Details how presidents utilize mass media to justify foreign policy objectives in the aftermath of 9/11.
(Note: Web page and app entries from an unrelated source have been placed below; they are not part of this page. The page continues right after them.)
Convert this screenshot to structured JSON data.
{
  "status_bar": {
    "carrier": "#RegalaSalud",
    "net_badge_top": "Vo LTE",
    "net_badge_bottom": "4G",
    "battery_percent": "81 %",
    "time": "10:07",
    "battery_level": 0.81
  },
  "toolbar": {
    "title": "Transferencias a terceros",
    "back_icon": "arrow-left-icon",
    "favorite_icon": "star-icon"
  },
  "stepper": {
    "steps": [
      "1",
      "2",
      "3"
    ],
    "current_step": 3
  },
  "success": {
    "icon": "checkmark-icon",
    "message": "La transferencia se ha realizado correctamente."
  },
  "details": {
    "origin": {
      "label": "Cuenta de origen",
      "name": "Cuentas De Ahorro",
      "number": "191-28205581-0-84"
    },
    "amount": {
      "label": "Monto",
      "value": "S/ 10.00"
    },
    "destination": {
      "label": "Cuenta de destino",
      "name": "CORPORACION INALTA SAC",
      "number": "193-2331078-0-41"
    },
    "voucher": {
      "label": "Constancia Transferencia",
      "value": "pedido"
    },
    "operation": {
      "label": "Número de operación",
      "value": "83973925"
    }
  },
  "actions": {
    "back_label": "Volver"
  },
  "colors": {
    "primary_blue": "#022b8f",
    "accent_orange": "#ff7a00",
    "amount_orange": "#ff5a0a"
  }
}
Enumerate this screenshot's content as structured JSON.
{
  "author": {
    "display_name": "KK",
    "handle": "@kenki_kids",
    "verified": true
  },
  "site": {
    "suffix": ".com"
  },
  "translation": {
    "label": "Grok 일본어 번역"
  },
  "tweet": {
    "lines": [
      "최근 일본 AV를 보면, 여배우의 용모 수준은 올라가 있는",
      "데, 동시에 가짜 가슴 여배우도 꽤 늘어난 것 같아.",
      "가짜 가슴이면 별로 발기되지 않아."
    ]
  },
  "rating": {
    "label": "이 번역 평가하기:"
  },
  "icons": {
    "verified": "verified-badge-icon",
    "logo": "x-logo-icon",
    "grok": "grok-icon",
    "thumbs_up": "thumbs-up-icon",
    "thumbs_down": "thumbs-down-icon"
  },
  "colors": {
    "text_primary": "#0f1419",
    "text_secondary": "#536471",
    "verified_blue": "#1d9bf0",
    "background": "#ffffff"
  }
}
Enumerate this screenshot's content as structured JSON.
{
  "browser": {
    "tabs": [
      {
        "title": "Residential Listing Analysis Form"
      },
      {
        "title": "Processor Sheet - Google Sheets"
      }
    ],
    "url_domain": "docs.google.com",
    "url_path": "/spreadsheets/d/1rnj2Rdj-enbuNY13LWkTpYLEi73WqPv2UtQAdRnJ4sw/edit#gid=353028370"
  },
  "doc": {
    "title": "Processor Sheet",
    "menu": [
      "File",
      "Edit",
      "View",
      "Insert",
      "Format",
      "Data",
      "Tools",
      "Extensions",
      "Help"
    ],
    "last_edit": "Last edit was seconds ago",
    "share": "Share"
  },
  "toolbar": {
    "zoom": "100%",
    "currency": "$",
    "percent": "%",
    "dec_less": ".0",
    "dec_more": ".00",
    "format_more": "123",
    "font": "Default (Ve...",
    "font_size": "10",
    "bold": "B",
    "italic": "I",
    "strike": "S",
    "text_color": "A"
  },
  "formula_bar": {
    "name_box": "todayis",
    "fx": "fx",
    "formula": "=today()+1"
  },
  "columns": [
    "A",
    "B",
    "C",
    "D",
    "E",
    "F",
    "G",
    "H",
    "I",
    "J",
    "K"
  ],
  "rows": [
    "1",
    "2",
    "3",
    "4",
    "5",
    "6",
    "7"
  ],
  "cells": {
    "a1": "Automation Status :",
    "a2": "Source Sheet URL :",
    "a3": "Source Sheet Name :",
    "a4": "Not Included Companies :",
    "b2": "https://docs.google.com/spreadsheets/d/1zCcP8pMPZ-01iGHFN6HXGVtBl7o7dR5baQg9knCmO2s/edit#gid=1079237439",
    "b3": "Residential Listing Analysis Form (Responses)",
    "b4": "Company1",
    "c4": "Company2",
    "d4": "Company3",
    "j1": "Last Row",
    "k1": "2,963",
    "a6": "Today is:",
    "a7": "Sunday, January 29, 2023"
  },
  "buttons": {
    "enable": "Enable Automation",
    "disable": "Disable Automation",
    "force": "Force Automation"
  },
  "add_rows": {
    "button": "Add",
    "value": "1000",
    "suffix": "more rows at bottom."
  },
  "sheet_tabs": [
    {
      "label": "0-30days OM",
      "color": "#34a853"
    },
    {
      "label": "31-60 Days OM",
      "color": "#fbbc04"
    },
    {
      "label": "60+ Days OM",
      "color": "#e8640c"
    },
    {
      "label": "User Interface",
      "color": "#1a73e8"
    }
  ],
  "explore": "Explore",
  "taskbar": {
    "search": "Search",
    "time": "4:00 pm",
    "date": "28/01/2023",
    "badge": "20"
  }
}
Modern presidents have considerable power in selling U.S. foreign policy objectives to the public. In Selling War, Selling Hope, Anthony R. DiMaggio documents how presidents often make use of the media to create a positive informational environment that, at least in the short term, successfully builds public support for policy proposals. Using timely case studies with a focus on the Arab Spring and the U.S. “War on Terror” in the Middle East and surrounding regions, DiMaggio explains how official spin is employed to construct narratives that are sympathetic to U.S. officialdom. The mass media, rather than exhibiting independence when it comes to reporting foreign policy issues, is regularly utilized as a political tool for selling official proposals. The marginalization of alternative, critical viewpoints poses a significant obstacle to informed public deliberations on foreign policy issues. In the long run, however, the packaging of official narrative and its delivery by the media begins to unravel as citizens are able to make use of alternative sources of information and assert their independence from official viewpoints.
Anthony R. DiMaggio received his PhD in political communication from the University of Illinois at Chicago. He is the author of several books, including The Rise of the Tea Party: Political Discontent and Corporate Media in the Age of Obama.